Last month I described two important changes that took effect on Northpointe Bank’s reward checking account, called the UltimateAccount. The first was a balance cap increase from $5k to $10k. Now balances up to $10k can earn a 5% APY, making this the nation’s highest-rate reward checking account for a $10k balance. The other change was that it no longer required debit card purchases to total at least $500 for the statement period. Now, the only debit card usage requirement is that 15 debit card purchases must be made each cycle to qualify for the high rate. However, a new debit card usage requirement is being added. A reader forwarded me an email he received from Northpointe Bank which describes the new requirement that is scheduled to take effect in July. Below is a copy of this email:
Effective Monday, July 17, 2017, the following updates take effect on all Northpointe Bank Ultimate Checking Accounts:
Purpose and Expected Use of Ultimate Checking Account

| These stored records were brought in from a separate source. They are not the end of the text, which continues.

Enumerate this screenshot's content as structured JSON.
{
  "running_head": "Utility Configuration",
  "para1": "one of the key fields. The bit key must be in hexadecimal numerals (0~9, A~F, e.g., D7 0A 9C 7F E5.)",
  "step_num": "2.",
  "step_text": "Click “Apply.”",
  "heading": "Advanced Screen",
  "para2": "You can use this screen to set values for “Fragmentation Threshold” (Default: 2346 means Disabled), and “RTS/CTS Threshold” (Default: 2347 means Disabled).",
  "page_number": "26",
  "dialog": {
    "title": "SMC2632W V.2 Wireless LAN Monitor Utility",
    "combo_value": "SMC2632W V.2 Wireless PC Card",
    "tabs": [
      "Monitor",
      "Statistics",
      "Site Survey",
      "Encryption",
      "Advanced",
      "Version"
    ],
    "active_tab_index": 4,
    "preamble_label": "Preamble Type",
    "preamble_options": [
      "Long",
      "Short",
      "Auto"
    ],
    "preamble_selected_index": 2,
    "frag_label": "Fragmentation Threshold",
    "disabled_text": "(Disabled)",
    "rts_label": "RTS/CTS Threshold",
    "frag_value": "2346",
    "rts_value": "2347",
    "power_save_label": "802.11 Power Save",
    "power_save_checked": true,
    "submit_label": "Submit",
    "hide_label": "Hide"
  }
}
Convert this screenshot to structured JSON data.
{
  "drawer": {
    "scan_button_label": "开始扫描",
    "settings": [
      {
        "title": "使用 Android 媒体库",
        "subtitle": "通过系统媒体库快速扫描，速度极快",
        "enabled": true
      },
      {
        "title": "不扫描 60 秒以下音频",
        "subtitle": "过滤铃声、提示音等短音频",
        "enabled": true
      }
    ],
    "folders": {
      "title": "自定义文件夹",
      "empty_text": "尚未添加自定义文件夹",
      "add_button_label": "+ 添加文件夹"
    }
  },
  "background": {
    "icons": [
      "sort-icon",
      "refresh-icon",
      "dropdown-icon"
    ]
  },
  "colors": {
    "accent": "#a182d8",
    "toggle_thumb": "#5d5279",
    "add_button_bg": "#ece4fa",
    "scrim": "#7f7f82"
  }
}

The Ultimate Checking account is intended to be the accountholder’s primary checking account in which payroll transactions and day-to-day spending activities including but not limited to grocery, gasoline, apparel, shopping, dining, sporting and entertainment transactions are posted and settled. We expect the account’s debit card to be used frequently throughout each month and for transaction amounts to reflect a wide dollar range. Small debit card transactions conducted on the same day at a single merchant and/or multiple transactions made during a condensed period of time, particularly near the end of a statement cycle are not considered normal, day-to-day spending behavior. These types of behaviors appear to be conducted with the sole purposes of qualifying for the account’s rewards, and thus will be deemed inappropriate transactions and will not count towards earning the account’s rewards.
Northpointe Bank reserves the right to determine if the account is being maintained for a purpose other than primary, day-to-day use. Accountholders who persist in making debit card transactions in a calculated and limited fashion in order to meet their monthly qualifications may have their account converted to a different checking account or closed altogether. We also reserve the right to convert the account to a different checking account if the Ultimate Checking account does not have consistent, active use of three (3) consecutive statement cycles.
We have the right to close this account at any time, with proper notice. Our decision to close the account will not affect your existing obligations to us, including any obligations to pay fees or charges incurred prior to termination. No deposits will be accepted and no checks will be paid after the account is closed. Upon termination of your Ultimate Checking account, any optional add-on products or services associated with this account will also be terminated at the same time.
These changes affect only a small number of clients but ensure we can continue to offer the great rates and value you’ve come to expect from us. Please contact us with any questions at (888) 672-5626 or email@example.com. Thank you for banking with us.
Many thanks to the reader who forwarded me this email.
These warnings from banks were common in the early days of reward checking. I first posted on these warnings in 2008. Banks hope that the average customer of their reward checking accounts will make many hundreds of dollars in debit card purchases each month. For each debit card purchase, the bank receives around 1% to 2% in fees from the merchant. These are called interchange fees. If the customer only makes small purchases, the bank won’t earn much in interchange fees, and that will impact the bank’s profits.
To qualify for the high rate, Northpointe Bank used to require account holders to have debit card purchases that total at least $500 per month. That’s a straightforward requirement that ensures the bank receives enough interchange fees to allow them to pay the high interest rate. Why did Northpointe remove this $500 requirement? I know the company behind Kasasa accounts (Kasasa, LTD) has maintained that federal regulations prohibit banks from requiring that transactions be of a certain dollar value (individually or in aggregate). I’ve seen this explained in an FDIC Bulletin. If a bank decides that it’s not allowed to place dollar requirements on debit card purchases, the bank may feel it’s necessary to issue the above warning to discourage customers from making multiple small purchases.
Even with this new requirement, the UltimateAccount remains a good deal. Being able to earn 5% on balances of up to $10k results in $500 of interest each year. That’s $370 more interest than the best savings account that’s currently available. If you have a cash-back credit card that can get 2% cash back, you’ll miss out on $2 each time you spend $100 with the debit card. So for a $10k balance, you can still make more with the UltimateAccount than a top savings account with a 2% cash-back credit card.
For more details about Northpointe Bank and its UltimateAccount, please refer to my recent review of the UltimateAccount.